When you have a data-backed test that indicates a battery is weak, it’s a great idea to act on it rather than waste time and money later on.

Use Quality Batteries for Each Vehicle

The strategy of keeping service costs low isn’t always about choosing the cheapest options. Like in many other aspects of life as well as vehicle repairs and servicing, you often get what you pay for. For commercial vehicles that experience more strain than a typical passenger vehicle, the battery probably shouldn’t be the cheapest one you can find at your local discount parts store.

There are differences in manufacturing quality, and some designs like spiral cell and AGM are simply more durable than others.

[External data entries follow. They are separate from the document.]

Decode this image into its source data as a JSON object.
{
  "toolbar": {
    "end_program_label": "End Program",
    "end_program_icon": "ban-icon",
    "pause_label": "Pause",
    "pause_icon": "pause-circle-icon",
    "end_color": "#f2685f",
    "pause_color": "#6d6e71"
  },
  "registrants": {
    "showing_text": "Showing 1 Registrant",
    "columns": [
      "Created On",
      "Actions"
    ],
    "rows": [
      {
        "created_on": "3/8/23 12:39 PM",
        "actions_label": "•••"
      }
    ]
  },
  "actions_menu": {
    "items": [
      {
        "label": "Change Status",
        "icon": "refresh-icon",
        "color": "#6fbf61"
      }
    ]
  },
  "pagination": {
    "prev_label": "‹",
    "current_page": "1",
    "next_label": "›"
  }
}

Some brands carry a much longer warranty replacement period and subsequent prorated time. And others yet will offer higher CCA and reserve capacities.

While you don’t have to purchase the most expensive option available, choosing a battery that’s properly sized for the application, can withstand any additional rigors of the operating environment, and carries a warranty that helps reduce future service costs is beneficial.

Keep Batteries Charged and Healthy

In instances where a commercial vehicle can sit for a long time without being used, that doesn’t always equate to lower maintenance costs in the long run. These can behave much like vehicles that experience deep discharge cycles, like a highway tractor using a 12-volt battery to run equipment in the sleeper like AC and an electric fridge.

Being stored with a low charge is proven to be damaging to batteries with sulfation setting in after just a short time. When a vehicle is parked for a week or longer, or when vehicles that have deep cycle batteries return to the shop for some downtime, ensure they get on a charger to replenish and recondition, where possible. You can’t always reverse the effects, but you can help prevent it from degrading further.

The Right Equipment is Key

To help keep your fleet of revenue-supporting vehicles in good shape, include battery maintenance and testing into your service schedules. The right equipment can save you money and downtime in the long run, whether you need 12-volt testing equipment like the MVT handheld tester or one intended for heavy-duty vehicles like the DSS-5000 HD. At Midtronics, our professional-grade equipment is built to support your needs and help you make data-driven decisions about how best to care for your vehicles.